---------- Exercise materials ----------

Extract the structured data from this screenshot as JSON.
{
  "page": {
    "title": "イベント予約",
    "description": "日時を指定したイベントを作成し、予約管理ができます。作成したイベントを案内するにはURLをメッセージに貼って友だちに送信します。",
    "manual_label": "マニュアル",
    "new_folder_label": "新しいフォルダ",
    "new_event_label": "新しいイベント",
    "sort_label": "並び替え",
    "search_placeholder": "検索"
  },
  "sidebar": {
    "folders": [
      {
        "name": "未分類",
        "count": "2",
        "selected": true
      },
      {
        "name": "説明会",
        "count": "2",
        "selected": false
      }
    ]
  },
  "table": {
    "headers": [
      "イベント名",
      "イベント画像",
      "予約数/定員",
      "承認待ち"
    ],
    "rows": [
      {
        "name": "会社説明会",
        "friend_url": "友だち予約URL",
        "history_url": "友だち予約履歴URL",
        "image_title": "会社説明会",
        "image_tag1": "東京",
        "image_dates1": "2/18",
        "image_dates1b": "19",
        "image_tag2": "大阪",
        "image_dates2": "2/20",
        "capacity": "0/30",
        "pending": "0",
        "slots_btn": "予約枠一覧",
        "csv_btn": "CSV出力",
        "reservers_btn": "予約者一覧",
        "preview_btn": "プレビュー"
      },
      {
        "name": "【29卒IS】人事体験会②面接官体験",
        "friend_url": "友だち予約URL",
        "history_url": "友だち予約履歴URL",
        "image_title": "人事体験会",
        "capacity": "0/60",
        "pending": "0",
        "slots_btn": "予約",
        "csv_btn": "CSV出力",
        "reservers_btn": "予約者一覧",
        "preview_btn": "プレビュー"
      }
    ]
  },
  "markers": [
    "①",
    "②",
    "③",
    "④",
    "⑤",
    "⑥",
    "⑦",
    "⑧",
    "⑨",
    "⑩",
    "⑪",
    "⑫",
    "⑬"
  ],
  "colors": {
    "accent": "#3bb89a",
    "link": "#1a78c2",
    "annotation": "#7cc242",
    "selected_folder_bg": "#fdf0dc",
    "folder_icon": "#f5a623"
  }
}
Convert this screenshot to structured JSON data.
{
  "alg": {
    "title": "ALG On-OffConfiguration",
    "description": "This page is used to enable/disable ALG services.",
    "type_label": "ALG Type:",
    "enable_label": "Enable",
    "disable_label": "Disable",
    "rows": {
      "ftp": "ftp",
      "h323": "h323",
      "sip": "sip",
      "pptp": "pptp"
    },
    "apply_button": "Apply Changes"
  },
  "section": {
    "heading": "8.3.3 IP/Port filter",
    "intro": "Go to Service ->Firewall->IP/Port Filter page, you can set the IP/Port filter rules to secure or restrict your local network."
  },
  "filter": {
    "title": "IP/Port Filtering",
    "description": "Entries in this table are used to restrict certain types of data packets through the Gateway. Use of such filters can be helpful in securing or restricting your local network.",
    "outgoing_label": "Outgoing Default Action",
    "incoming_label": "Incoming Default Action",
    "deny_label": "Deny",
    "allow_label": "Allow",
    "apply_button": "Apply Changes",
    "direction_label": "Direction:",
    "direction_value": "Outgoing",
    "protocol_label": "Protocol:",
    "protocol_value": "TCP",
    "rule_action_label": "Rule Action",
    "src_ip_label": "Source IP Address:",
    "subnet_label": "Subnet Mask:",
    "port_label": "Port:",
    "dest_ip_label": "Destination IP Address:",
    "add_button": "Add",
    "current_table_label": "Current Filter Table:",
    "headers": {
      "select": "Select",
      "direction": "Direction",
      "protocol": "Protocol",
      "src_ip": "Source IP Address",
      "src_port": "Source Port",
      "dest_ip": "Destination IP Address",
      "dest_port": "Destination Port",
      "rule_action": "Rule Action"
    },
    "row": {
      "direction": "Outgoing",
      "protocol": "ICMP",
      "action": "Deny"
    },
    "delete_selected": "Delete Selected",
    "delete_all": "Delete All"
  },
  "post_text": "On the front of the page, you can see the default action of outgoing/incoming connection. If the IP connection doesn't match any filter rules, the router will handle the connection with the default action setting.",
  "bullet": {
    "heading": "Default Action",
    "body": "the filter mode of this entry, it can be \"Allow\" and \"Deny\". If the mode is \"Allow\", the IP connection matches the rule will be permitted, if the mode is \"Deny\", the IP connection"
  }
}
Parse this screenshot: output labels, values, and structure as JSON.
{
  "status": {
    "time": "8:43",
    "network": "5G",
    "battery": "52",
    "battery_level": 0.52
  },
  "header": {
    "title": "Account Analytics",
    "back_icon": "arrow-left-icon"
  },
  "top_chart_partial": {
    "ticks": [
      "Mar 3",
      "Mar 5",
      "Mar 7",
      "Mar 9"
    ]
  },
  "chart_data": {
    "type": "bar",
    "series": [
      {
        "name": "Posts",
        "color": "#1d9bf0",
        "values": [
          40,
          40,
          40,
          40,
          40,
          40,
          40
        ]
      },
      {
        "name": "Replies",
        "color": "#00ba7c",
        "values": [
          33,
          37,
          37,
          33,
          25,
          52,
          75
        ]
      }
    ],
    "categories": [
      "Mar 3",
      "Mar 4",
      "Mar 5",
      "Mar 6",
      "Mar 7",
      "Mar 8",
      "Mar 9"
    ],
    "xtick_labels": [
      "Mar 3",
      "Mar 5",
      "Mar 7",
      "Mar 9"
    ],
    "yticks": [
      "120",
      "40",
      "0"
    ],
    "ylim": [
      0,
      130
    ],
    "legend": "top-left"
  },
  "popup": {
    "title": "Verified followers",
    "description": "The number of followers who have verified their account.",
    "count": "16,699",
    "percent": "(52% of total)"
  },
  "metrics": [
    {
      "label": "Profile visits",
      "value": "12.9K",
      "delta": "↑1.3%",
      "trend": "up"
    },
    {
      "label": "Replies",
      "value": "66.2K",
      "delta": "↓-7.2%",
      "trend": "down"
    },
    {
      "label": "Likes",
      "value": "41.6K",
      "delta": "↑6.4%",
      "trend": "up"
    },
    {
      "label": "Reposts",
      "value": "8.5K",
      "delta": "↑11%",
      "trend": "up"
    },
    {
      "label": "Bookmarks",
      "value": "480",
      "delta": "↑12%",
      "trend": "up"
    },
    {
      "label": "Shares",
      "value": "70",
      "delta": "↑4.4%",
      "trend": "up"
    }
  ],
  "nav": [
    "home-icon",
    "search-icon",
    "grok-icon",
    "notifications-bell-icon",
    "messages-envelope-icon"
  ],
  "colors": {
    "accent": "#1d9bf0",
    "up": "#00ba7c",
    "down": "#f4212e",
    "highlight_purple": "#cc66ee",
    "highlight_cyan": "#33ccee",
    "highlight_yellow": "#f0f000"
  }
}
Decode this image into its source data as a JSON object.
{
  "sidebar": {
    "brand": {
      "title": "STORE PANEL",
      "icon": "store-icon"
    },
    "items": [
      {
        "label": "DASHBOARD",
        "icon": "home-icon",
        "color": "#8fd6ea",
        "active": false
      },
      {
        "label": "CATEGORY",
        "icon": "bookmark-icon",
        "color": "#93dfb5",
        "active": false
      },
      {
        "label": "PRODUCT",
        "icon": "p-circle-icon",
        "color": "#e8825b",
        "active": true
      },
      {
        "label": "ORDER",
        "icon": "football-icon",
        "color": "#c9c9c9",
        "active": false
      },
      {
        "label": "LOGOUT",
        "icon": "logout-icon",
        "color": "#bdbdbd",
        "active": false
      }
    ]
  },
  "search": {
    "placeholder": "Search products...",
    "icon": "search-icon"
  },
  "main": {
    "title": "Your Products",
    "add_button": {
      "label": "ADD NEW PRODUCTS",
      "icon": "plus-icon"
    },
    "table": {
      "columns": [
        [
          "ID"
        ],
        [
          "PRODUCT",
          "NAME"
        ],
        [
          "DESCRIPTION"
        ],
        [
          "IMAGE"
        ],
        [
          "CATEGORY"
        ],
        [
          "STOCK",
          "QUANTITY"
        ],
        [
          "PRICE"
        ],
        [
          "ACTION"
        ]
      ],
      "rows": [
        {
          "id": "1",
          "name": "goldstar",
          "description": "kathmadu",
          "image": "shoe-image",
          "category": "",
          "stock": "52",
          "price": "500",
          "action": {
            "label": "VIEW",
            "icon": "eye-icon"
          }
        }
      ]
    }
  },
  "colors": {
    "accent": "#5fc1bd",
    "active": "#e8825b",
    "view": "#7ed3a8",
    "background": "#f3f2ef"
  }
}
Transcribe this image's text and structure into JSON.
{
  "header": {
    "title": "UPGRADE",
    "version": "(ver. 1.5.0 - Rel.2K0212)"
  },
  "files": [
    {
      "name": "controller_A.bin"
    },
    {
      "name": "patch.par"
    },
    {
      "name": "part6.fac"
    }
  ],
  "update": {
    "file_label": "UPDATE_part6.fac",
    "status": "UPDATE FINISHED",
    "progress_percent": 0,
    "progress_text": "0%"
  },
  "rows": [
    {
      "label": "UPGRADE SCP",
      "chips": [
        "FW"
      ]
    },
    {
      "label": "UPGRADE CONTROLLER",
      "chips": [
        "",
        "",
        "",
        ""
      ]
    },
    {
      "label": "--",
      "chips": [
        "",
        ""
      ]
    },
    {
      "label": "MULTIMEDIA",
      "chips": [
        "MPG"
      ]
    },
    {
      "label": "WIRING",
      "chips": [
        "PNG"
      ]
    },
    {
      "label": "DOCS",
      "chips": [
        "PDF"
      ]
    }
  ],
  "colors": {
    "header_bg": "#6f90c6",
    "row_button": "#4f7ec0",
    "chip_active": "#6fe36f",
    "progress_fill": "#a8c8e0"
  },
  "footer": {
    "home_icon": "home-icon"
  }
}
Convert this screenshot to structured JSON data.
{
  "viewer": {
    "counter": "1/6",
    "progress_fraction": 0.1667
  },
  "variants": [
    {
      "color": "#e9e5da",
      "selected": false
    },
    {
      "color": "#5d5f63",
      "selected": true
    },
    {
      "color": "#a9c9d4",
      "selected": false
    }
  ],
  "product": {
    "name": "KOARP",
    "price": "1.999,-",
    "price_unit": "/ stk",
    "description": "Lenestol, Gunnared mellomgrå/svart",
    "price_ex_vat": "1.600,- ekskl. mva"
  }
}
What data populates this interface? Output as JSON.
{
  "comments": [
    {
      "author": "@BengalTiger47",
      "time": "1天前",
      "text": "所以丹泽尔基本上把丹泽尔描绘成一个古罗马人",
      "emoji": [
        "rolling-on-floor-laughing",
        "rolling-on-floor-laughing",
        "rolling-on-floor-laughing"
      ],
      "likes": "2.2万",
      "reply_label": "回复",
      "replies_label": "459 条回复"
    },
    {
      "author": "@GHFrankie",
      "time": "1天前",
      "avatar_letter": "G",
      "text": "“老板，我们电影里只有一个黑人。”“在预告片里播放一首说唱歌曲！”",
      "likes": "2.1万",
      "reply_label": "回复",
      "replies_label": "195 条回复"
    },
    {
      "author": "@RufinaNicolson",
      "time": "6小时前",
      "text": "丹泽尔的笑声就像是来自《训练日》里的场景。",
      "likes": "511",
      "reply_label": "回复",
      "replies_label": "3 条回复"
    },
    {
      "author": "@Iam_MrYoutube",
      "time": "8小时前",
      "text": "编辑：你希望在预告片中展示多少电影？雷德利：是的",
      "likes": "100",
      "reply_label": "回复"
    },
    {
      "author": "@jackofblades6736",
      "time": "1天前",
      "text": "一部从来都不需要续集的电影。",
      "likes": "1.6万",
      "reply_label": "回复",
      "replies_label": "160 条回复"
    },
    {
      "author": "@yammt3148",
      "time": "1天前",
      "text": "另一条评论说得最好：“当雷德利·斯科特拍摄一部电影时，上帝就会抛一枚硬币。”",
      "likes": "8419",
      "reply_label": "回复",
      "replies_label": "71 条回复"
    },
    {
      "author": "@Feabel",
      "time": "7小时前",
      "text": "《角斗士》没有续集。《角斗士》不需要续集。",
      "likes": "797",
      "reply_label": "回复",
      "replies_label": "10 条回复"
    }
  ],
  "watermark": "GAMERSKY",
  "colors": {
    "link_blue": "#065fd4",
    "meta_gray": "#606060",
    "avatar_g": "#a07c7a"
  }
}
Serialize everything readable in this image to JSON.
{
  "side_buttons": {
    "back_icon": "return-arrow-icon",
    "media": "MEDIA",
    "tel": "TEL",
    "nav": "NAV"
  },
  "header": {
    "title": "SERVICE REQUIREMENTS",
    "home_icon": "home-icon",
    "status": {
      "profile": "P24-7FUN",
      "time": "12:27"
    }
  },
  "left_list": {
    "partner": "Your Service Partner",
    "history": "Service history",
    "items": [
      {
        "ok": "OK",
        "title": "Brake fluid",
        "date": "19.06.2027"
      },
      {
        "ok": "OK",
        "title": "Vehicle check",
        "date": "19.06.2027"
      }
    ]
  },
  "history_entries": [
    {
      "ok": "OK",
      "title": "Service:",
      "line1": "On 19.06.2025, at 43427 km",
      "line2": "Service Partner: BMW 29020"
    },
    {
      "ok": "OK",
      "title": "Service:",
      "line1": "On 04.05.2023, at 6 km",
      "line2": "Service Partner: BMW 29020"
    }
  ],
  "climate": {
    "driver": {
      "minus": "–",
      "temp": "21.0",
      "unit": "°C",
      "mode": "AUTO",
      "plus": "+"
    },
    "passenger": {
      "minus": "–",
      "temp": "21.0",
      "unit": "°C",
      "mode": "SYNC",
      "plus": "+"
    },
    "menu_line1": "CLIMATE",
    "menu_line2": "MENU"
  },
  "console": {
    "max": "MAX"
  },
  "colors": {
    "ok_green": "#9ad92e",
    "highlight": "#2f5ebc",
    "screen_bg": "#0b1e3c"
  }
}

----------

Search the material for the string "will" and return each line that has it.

[Solution for this task]
  "post_text": "On the front of the page, you can see the default action of outgoing/incoming connection. If the IP connection doesn't match any filter rules, the router will handle the connection with the default action setting.",
    "body": "the filter mode of this entry, it can be \"Allow\" and \"Deny\". If the mode is \"Allow\", the IP connection matches the rule will be permitted, if the mode is \"Deny\", the IP connection"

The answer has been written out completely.